The Tim Horton Children’s Foundation partnered with the Ontario Ministry of Education to develop specialized sessions at three Tim Horton Children’s Foundation Camps serving students from both provincially and federally funded schools across the province. The program focuses on cognitive, emotional, social and physical youth development themes and incorporates First Nations, Metis and Inuit cultures, histories and perspectives into the overall Tim Horton Children’s Foundation Camp experience.

Junior Canadian Ranger Program

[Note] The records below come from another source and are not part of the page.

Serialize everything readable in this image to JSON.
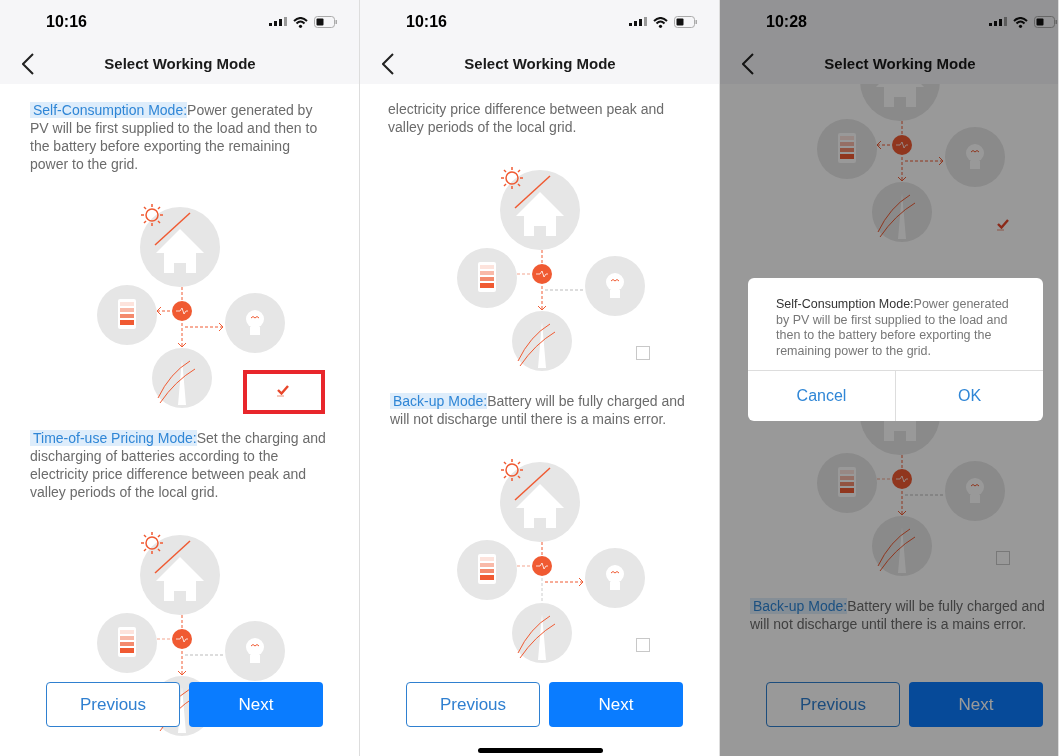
{
  "panels": [
    {
      "time": "10:16",
      "title": "Select Working Mode",
      "home_indicator": false,
      "dimmed": false,
      "items": [
        {
          "kind": "mode",
          "name": "Self-Consumption Mode:",
          "description": "Power generated by PV will be first supplied to the load and then to the battery before exporting the remaining power to the grid."
        },
        {
          "kind": "diagram",
          "battery_flow": true,
          "load_flow": true,
          "grid_flow": true,
          "checked": true,
          "highlighted": true
        },
        {
          "kind": "mode",
          "name": "Time-of-use Pricing Mode:",
          "description": "Set the charging and discharging of batteries according to the electricity price difference between peak and valley periods of the local grid."
        },
        {
          "kind": "diagram",
          "battery_flow": false,
          "load_flow": false,
          "grid_flow": true
        }
      ],
      "buttons": [
        {
          "label": "Previous",
          "kind": "outline"
        },
        {
          "label": "Next",
          "kind": "primary"
        }
      ]
    },
    {
      "time": "10:16",
      "title": "Select Working Mode",
      "home_indicator": true,
      "dimmed": false,
      "items": [
        {
          "kind": "text",
          "text": "electricity price difference between peak and valley periods of the local grid."
        },
        {
          "kind": "diagram",
          "battery_flow": false,
          "load_flow": false,
          "grid_flow": true,
          "checked": false,
          "highlighted": false
        },
        {
          "kind": "mode",
          "name": "Back-up Mode:",
          "description": "Battery will be fully charged and will not discharge until there is a mains error."
        },
        {
          "kind": "diagram",
          "battery_flow": false,
          "load_flow": true,
          "grid_flow": false,
          "checked": false,
          "highlighted": false
        }
      ],
      "buttons": [
        {
          "label": "Previous",
          "kind": "outline"
        },
        {
          "label": "Next",
          "kind": "primary"
        }
      ]
    },
    {
      "time": "10:28",
      "title": "Select Working Mode",
      "home_indicator": false,
      "dimmed": true,
      "items": [
        {
          "kind": "diagram",
          "battery_flow": true,
          "load_flow": true,
          "grid_flow": true,
          "checked": true,
          "highlighted": false
        },
        {
          "kind": "diagram",
          "battery_flow": false,
          "load_flow": false,
          "grid_flow": true,
          "checked": false,
          "highlighted": false
        },
        {
          "kind": "mode",
          "name": "Back-up Mode:",
          "description": "Battery will be fully charged and will not discharge until there is a mains error."
        }
      ],
      "buttons": [
        {
          "label": "Previous",
          "kind": "outline"
        },
        {
          "label": "Next",
          "kind": "primary"
        }
      ],
      "dialog": {
        "name": "Self-Consumption Mode:",
        "description": "Power generated by PV will be first supplied to the load and then to the battery before exporting the remaining power to the grid.",
        "buttons": [
          "Cancel",
          "OK"
        ]
      }
    }
  ]
}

The Junior Canadian Ranger (JCR) program offers young people in remote and isolated communities across Canada an opportunity to participate in fun and rewarding activities in a formal setting under the umbrella of the Department of National Defense. The JCR program has worked in partnership with the Tim Horton Children’s Foundation to provide a week-long program that focuses on responsible leadership.

Economic Development & Employment

Tim Hortons economic focus area is centered on encouraging Aboriginal restaurant ownership.

Since 2012, we have opened ten Aboriginal-owned Tim Hortons locations on Aboriginal lands. Restaurant locations provide an opportunity for employment, management and economic development opportunities for the Aboriginal community.

We are also working toward broadening our understanding of cross-cultural differences to further remove possible barriers to employment. To this end, we have been working with the Canadian Council for Aboriginal Business (CCAB).The CCAB is a national non-profit organization dedicated to increasing employment, fostering positive business relations and creating economic opportunities for Aboriginal people, businesses and communities in Canada.